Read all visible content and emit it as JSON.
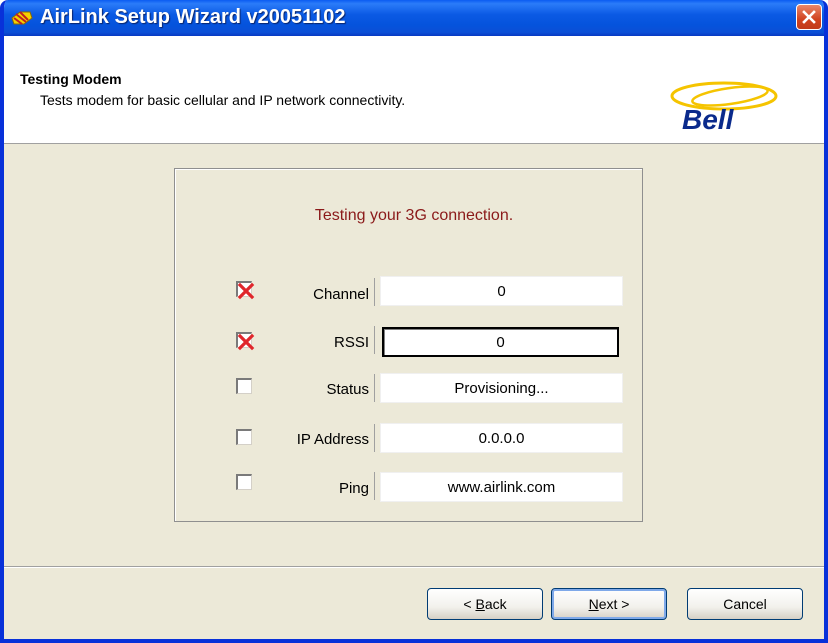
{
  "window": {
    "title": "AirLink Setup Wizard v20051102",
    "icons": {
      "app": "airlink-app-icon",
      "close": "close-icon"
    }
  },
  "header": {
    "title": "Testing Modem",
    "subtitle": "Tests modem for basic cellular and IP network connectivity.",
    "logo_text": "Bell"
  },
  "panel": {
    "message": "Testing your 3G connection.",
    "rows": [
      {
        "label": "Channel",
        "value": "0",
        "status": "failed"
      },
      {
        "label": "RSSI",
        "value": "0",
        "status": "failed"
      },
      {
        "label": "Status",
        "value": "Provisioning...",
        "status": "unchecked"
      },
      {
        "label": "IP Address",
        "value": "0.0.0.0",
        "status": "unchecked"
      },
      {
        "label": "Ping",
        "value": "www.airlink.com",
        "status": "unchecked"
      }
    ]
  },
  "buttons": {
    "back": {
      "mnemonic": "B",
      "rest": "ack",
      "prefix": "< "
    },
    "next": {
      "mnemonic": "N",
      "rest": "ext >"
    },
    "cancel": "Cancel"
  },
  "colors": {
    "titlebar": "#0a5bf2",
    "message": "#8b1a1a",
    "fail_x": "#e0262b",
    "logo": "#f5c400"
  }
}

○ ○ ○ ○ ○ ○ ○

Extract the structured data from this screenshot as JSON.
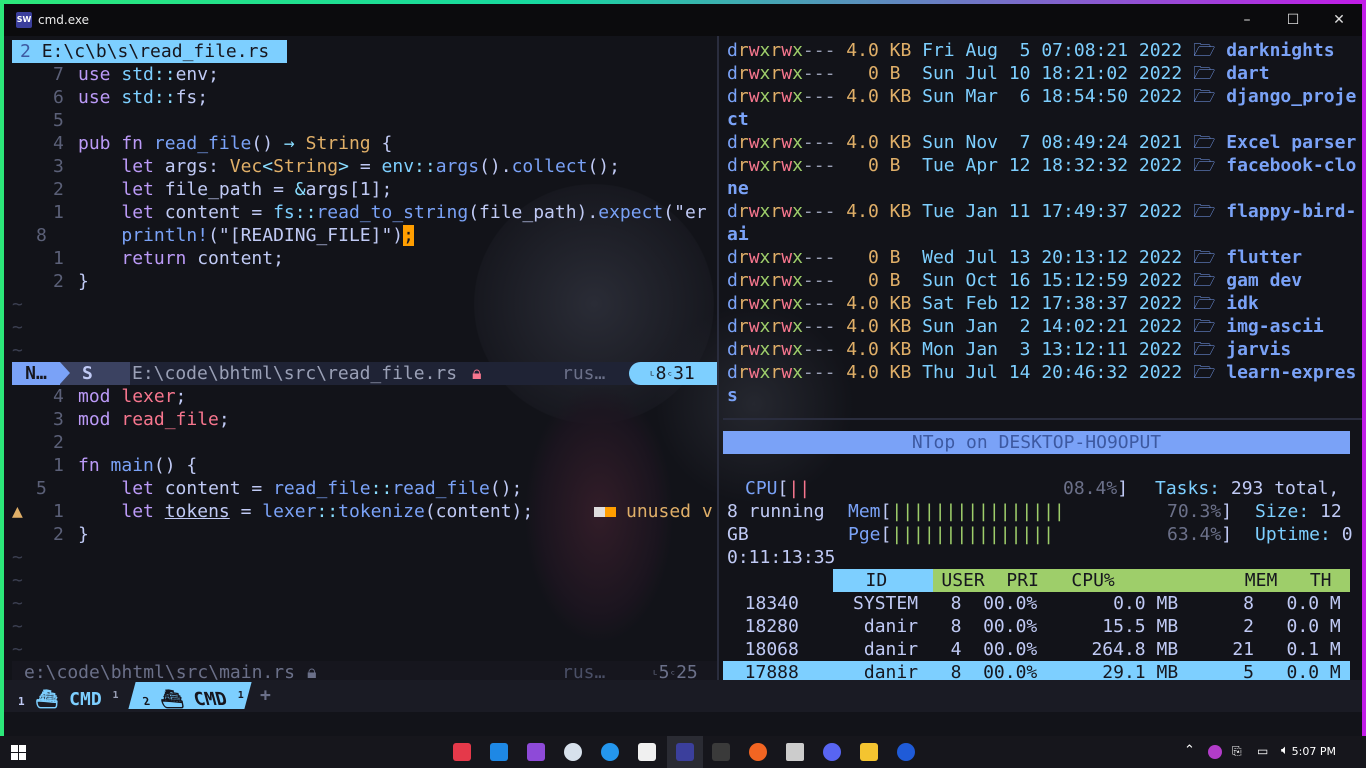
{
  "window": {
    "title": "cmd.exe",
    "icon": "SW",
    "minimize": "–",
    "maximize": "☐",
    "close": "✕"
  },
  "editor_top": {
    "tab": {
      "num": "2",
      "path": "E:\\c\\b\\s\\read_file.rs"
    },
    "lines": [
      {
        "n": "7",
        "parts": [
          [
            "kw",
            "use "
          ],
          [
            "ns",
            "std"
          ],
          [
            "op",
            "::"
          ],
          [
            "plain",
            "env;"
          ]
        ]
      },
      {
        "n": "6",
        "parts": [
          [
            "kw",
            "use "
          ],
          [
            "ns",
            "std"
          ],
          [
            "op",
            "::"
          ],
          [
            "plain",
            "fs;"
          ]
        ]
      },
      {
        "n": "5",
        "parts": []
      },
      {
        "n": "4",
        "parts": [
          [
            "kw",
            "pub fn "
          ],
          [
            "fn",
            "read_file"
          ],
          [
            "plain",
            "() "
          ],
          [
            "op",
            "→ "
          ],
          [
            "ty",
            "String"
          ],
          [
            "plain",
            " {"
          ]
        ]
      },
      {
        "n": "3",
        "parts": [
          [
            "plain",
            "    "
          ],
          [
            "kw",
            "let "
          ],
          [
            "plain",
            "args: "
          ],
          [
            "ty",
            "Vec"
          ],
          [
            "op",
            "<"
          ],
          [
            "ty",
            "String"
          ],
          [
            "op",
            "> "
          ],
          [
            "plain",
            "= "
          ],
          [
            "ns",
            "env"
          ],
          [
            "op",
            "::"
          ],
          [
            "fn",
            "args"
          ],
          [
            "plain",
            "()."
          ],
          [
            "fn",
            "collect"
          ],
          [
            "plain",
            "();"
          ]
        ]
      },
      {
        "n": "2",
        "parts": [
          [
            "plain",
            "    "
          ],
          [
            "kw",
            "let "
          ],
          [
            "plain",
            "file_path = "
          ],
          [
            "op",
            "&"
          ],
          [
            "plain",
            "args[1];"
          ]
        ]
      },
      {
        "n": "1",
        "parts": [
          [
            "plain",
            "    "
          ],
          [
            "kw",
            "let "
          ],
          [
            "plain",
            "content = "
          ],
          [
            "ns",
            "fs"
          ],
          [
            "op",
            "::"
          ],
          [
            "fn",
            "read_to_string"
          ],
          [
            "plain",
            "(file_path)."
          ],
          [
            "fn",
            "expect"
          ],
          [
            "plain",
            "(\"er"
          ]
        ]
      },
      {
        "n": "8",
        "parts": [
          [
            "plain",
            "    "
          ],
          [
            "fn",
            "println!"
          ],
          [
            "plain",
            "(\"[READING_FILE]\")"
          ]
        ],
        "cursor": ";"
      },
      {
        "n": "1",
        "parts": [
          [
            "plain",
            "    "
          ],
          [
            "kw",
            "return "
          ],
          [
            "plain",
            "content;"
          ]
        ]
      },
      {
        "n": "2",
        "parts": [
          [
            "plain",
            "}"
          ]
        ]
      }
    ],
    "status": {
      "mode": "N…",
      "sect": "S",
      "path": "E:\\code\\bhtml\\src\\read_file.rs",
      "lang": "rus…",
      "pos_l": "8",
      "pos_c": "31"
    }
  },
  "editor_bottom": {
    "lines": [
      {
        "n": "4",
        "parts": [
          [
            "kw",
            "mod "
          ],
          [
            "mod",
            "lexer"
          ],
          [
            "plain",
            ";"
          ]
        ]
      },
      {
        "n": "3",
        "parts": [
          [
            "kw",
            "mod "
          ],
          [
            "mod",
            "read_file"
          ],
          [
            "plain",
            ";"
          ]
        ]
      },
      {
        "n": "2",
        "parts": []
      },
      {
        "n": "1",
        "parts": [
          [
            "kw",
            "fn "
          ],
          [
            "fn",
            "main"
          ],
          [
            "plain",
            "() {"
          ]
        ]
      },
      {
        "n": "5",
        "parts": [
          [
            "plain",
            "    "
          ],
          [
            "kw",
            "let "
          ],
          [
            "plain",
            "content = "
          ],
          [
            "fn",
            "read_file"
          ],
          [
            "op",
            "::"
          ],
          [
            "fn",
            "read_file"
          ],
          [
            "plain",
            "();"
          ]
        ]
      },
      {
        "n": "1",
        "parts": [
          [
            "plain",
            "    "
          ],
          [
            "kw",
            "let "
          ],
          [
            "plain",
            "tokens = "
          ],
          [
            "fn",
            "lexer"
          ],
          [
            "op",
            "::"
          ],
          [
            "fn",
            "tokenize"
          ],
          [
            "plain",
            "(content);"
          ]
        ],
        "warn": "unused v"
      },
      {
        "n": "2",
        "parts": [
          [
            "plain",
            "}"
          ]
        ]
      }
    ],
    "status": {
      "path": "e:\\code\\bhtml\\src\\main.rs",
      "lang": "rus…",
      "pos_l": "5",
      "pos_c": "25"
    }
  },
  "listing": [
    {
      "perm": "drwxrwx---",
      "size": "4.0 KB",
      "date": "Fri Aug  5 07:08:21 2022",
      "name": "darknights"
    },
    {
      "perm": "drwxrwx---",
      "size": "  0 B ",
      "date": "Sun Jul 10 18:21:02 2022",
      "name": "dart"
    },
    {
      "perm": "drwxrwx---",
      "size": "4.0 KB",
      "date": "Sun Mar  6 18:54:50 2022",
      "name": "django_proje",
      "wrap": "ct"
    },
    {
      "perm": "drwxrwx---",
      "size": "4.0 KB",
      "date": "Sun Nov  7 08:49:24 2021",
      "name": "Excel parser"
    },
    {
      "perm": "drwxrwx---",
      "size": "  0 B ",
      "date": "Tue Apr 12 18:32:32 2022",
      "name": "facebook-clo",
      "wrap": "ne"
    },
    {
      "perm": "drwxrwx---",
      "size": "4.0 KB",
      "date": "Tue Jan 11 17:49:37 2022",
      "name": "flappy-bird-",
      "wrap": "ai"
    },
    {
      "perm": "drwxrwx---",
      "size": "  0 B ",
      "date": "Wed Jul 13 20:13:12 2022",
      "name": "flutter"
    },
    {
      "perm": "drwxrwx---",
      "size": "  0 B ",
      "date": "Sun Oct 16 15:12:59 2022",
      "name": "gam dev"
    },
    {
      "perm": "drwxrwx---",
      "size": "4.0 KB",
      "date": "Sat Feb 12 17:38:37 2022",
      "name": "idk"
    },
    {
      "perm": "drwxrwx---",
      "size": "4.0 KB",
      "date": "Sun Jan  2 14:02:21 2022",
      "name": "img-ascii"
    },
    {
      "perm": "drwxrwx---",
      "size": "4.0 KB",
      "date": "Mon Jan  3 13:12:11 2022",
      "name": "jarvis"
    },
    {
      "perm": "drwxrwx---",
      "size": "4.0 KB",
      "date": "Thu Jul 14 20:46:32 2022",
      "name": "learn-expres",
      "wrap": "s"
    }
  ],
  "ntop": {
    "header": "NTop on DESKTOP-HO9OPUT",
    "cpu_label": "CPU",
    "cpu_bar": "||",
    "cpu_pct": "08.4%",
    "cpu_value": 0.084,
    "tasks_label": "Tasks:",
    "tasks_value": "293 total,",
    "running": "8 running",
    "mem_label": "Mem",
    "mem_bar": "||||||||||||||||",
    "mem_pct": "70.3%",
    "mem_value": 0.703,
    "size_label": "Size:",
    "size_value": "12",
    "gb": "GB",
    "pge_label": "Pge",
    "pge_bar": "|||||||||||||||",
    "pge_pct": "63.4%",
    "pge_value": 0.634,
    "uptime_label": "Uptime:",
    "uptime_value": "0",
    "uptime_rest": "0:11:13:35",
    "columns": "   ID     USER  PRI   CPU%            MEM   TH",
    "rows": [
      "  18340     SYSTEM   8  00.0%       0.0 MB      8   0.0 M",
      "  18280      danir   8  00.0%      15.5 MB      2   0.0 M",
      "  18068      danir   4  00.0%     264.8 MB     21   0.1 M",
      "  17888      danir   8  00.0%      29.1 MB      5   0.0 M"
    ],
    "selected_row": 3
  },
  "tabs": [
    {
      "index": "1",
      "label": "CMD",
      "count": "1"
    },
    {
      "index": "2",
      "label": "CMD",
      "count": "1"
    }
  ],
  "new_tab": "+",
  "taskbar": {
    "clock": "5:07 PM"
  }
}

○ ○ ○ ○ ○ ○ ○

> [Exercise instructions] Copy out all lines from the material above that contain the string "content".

> [Solved problem]
Read all visible content and emit it as JSON.
            "content = "
            "content;"
            "content = "
            "(content);"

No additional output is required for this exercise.